It had been over three hours, and Raynique Cartwright still hadn’t received her money.

Cartwright, 21, had arrived at the Western Union location in the Bahamas a little before 10 a.m. to pick up funds, but the branch was only allowing two or three people inside per hour, leaving a large crowd outside clamoring to get in.

“Social distancing was almost a non-factor because people started getting rowdy and would gather around the door to see why the line was literally not even moving,” said Cartwright, who eventually made it inside at 1 p.m. “A lot of people left who were ahead of me.”

Cartwright’s plight is playing out at thousands of storefronts around the world that act as agents for Western Union Co. and its rival, MoneyGram Inc. Consumers have flooded social media with tales and images of lengthy lines and boisterous crowds seeking to pick up funds sent by friends and family abroad. One person in the Queens borough of New York photographed a queue that stretched the length of the city block. At a location inside a gas station in Jamaica, dozens clustered around the pumps as they waited to access their funds.

Migrant workers are major customers of the money-transfer companies because they often have family abroad and are excluded from traditional banking services, where those who are better off financially have flocked to computers and phones for their transactions.

Roughly a billion people worldwide either send or receive remittances. For the recipients, the money is a lifeline that can account for more than half their income, even though senders often wire them just 15% of what they earn, according to data compiled by the United Nations.

Because it often caters to under-banked consumers, the business has remained stubbornly in the physical world, with MoneyGram and Western Union operating almost a million locations through their agent networks. Customers typically like picking up cash in person because it’s currency they can spend immediately.

That’s meant the companies have struggled amid the global lockdown instituted to stem the spread of the deadly coronavirus. It’s left some outlets understaffed and some branches, such as those located inside retail stores, either closed entirely or forced to contend with shorter hours.

About 40% of MoneyGram’s locations are shut, and many “have some sort of disruption to operating hours or normal flows,” Chief Executive Officer Alex Holmes said in an interview.
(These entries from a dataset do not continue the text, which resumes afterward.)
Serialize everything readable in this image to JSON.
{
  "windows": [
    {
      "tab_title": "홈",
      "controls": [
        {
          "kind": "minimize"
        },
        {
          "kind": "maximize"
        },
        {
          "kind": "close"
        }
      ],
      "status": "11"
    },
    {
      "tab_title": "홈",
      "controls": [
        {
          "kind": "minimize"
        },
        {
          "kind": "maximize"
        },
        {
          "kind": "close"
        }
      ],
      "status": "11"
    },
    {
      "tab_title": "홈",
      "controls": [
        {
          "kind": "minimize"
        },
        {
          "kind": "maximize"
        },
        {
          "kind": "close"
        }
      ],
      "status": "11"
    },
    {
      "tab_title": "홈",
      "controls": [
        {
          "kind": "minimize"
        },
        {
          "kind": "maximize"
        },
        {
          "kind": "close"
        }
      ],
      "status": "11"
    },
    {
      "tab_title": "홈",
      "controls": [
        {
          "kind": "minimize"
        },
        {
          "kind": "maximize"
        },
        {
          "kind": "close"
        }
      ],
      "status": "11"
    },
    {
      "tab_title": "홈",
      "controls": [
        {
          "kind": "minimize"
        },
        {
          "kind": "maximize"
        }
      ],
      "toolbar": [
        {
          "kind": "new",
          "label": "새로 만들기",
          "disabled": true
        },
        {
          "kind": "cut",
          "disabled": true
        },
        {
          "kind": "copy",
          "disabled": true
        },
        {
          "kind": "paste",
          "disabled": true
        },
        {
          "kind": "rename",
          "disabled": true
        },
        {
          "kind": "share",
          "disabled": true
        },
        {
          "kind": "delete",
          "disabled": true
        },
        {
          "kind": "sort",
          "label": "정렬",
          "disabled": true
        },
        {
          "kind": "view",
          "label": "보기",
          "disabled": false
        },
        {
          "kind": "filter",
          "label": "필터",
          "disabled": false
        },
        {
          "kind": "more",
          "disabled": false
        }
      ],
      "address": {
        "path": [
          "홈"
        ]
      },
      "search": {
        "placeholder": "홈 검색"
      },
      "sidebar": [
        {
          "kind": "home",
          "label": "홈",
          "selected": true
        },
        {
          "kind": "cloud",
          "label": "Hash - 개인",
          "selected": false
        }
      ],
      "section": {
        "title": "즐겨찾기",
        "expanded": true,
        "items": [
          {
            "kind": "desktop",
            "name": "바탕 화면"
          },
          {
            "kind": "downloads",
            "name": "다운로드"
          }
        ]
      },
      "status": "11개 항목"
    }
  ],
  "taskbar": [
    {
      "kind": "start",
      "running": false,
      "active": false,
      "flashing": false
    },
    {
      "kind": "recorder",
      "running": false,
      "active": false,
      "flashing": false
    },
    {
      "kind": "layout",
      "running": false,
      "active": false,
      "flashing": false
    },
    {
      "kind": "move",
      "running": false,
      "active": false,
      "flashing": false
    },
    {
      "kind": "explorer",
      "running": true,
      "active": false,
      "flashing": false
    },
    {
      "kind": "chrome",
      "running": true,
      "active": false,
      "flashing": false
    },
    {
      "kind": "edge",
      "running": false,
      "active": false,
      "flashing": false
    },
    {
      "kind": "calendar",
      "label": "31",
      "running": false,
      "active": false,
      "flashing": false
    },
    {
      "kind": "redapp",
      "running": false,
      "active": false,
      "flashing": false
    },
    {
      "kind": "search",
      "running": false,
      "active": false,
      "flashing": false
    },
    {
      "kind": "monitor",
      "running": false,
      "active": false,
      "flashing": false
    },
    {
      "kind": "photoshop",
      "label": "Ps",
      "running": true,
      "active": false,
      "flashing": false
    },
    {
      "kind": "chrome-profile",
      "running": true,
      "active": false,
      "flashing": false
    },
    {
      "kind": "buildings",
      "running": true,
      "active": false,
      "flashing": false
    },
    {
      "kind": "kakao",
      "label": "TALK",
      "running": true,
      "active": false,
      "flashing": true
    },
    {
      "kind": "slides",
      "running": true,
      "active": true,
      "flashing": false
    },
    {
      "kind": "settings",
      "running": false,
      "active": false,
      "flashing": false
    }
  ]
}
Brad Windbigler, Western Union’s head of treasury and investor relations, said the company is “doing everything we can” to stay open. “It’s a privileged space for us to be in to serve that market,” Windbigler said in an interview.

First « 1 2 3 » Next